Seth Godin has a good post this week onupside vs. downside, looking at how much effort you put into preventing bad things vs. creating wonderful new things. He listed a hospital as one that does a lot of preventative work compared to the actual improvement of health. An art show, he says is all about the upside and very little effort expended on prevention of downside.
I had a visceral experience with a telecommunications company this week that not only spends way too much time on the downside, it’s actually their downside they are protecting rather than mine, their customer. Verizon has been pushing a new business phone plan for quite some time, calling me often and sending lots of mail. Actually looks like a reasonably good deal. I agreed to it this week when someone called me about it again. So far, so good.
Then they went into a very long process, recorded for later use, of the dire consequences of canceling this plan before the contract term is up. Fine, I said, let’s keep going. After that call I then received three separate calls from Verizon reps again confirming (with recording!) that I knew and accepted the early cancellation clause.
I’m now thinking: gee, this must be a pretty bad product if they are going to this length to make the contract length ironclad. I’m primed for failure at this point and the thing isn’t even active yet.

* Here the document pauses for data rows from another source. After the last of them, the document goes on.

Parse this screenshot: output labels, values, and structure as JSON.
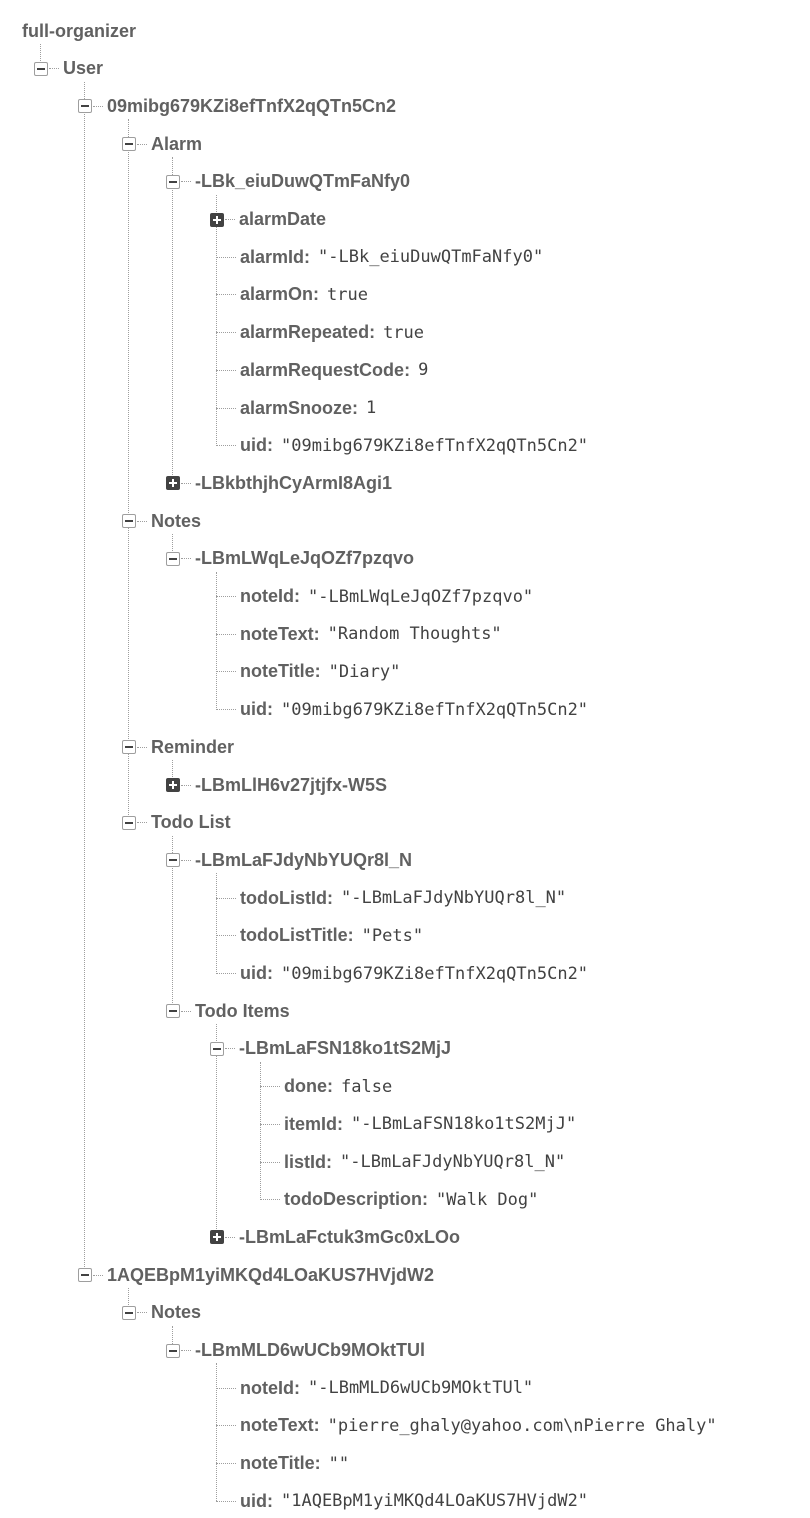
{
  "root": {
    "label": "full-organizer",
    "children": [
      {
        "key": "User",
        "expanded": true,
        "children": [
          {
            "key": "09mibg679KZi8efTnfX2qQTn5Cn2",
            "expanded": true,
            "children": [
              {
                "key": "Alarm",
                "expanded": true,
                "children": [
                  {
                    "key": "-LBk_eiuDuwQTmFaNfy0",
                    "expanded": true,
                    "children": [
                      {
                        "key": "alarmDate",
                        "expanded": false
                      },
                      {
                        "key": "alarmId",
                        "value": "\"-LBk_eiuDuwQTmFaNfy0\""
                      },
                      {
                        "key": "alarmOn",
                        "value": "true"
                      },
                      {
                        "key": "alarmRepeated",
                        "value": "true"
                      },
                      {
                        "key": "alarmRequestCode",
                        "value": "9"
                      },
                      {
                        "key": "alarmSnooze",
                        "value": "1"
                      },
                      {
                        "key": "uid",
                        "value": "\"09mibg679KZi8efTnfX2qQTn5Cn2\""
                      }
                    ]
                  },
                  {
                    "key": "-LBkbthjhCyArmI8Agi1",
                    "expanded": false
                  }
                ]
              },
              {
                "key": "Notes",
                "expanded": true,
                "children": [
                  {
                    "key": "-LBmLWqLeJqOZf7pzqvo",
                    "expanded": true,
                    "children": [
                      {
                        "key": "noteId",
                        "value": "\"-LBmLWqLeJqOZf7pzqvo\""
                      },
                      {
                        "key": "noteText",
                        "value": "\"Random Thoughts\""
                      },
                      {
                        "key": "noteTitle",
                        "value": "\"Diary\""
                      },
                      {
                        "key": "uid",
                        "value": "\"09mibg679KZi8efTnfX2qQTn5Cn2\""
                      }
                    ]
                  }
                ]
              },
              {
                "key": "Reminder",
                "expanded": true,
                "children": [
                  {
                    "key": "-LBmLlH6v27jtjfx-W5S",
                    "expanded": false
                  }
                ]
              },
              {
                "key": "Todo List",
                "expanded": true,
                "children": [
                  {
                    "key": "-LBmLaFJdyNbYUQr8l_N",
                    "expanded": true,
                    "children": [
                      {
                        "key": "todoListId",
                        "value": "\"-LBmLaFJdyNbYUQr8l_N\""
                      },
                      {
                        "key": "todoListTitle",
                        "value": "\"Pets\""
                      },
                      {
                        "key": "uid",
                        "value": "\"09mibg679KZi8efTnfX2qQTn5Cn2\""
                      }
                    ]
                  },
                  {
                    "key": "Todo Items",
                    "expanded": true,
                    "children": [
                      {
                        "key": "-LBmLaFSN18ko1tS2MjJ",
                        "expanded": true,
                        "children": [
                          {
                            "key": "done",
                            "value": "false"
                          },
                          {
                            "key": "itemId",
                            "value": "\"-LBmLaFSN18ko1tS2MjJ\""
                          },
                          {
                            "key": "listId",
                            "value": "\"-LBmLaFJdyNbYUQr8l_N\""
                          },
                          {
                            "key": "todoDescription",
                            "value": "\"Walk Dog\""
                          }
                        ]
                      },
                      {
                        "key": "-LBmLaFctuk3mGc0xLOo",
                        "expanded": false
                      }
                    ]
                  }
                ]
              }
            ]
          },
          {
            "key": "1AQEBpM1yiMKQd4LOaKUS7HVjdW2",
            "expanded": true,
            "children": [
              {
                "key": "Notes",
                "expanded": true,
                "children": [
                  {
                    "key": "-LBmMLD6wUCb9MOktTUl",
                    "expanded": true,
                    "children": [
                      {
                        "key": "noteId",
                        "value": "\"-LBmMLD6wUCb9MOktTUl\""
                      },
                      {
                        "key": "noteText",
                        "value": "\"pierre_ghaly@yahoo.com\\nPierre Ghaly\""
                      },
                      {
                        "key": "noteTitle",
                        "value": "\"\""
                      },
                      {
                        "key": "uid",
                        "value": "\"1AQEBpM1yiMKQd4LOaKUS7HVjdW2\""
                      }
                    ]
                  }
                ]
              }
            ]
          }
        ]
      }
    ]
  }
}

And I just now got an e-mail from them that misspells my last name.
I know your organization is not this bad. (Unless your with a phone company perhaps.) But how much are you doing to wow your new customers? They just invested money with you in exchange for value. Per Seth’s point, the faster and greater you can deliver value to them on the updside, the better they will appreciate the investment they just made and become predisposed to loving your product or service.